Below are some of the most common questions we are asked regarding wrongful death:
1) What does the term wrongful death mean?
A wrongful death is a death caused by the wrongful act of another, either accidentally or intentionally, according to Nolo’s Plain-English Law Dictionary. A claim for wrongful death is made by a family member of a deceased person to obtain compensation for having to live without that person. The compensation is intended to cover the earnings and the emotional comfort and support the deceased person would have provided.
2) What are some common cases of wrongful death claims?
Some of the most common cases of wrongful death include automobile accidents, medical malpractice, product defects, and criminal acts.
3) What is the difference between the term wrongful death and murder?
Murder is an intentional act whereas some wrongful deaths may be the result of negligence. For example, a wrongful death may sometimes result from an automobile accident or medical malpractice.
“The purpose of the wrongful death statute is not to punish those who may have caused the death, but rather, is to compensate those who may have suffered a loss as a result.” Scully v. Armstrong, 646 F. Supp. 213 (N.D. Ind. 1986).
Wrongful death is considered a tort [a civil wrong] where family members of the victim bring the civil lawsuit for [damages] financial compensation, which may help the victim’s family pay for medical expenses from the injuries that caused the death, funeral and burial expenses, pain and suffering, and lost wages. In a murder, charges are brought against the defendant by the state, not the victim’s family, which may result in a prison sentence or in rarer cases the death penalty.

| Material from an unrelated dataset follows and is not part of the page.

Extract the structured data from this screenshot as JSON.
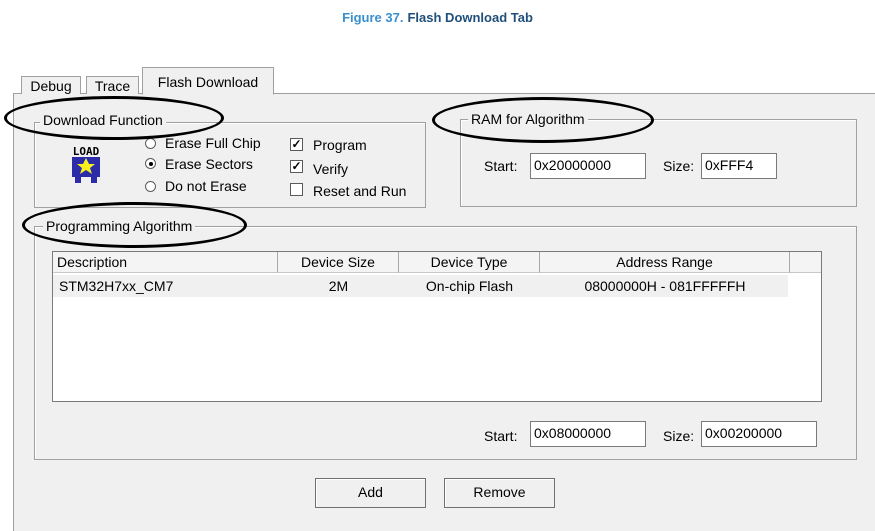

4) How can someone be acquitted of murder and then charged with wrongful death? Isn’t that like double jeopardy?
No. Under the Fifth Amendment no one can be charged with the same crime twice, but a wrongful death is a tort [civil wrong] that is prosecuted in a civil lawsuit separate and apart from a criminal lawsuit and neither proceeding affects nor controls the other.
5) Who can file a wrongful death claim?
The executor of the decedent’s estate, usually a member of the family, may file a claim on behalf of “survivors” such as the spouse, children and/or blood relatives.
6) Is there a time limit on filing a wrongful death claim?
The statute of limitations in Florida is typically two-years under Florida’s Wrongful Death Act, and that time commences from “when the last element constituting the cause of action occurs,” according to Fla. Statute Section 95.11(4)(d) and Section 95.031(1). Although there may be extenuating circumstances that extend the SOL, if you believe that your loved one died because of the wrongful actions of another person, you may want to consult an attorney soon to determine your legal rights and to give them time to prepare a case. Please contact us.
7) What sort of damages may be recovered?
The injured party in a wrongful death lawsuit may be able to recover financial compensation for medical expenses from the injury that caused the death, funeral expenses, loss of financial support in the household, and pain and suffering from loss of companionship.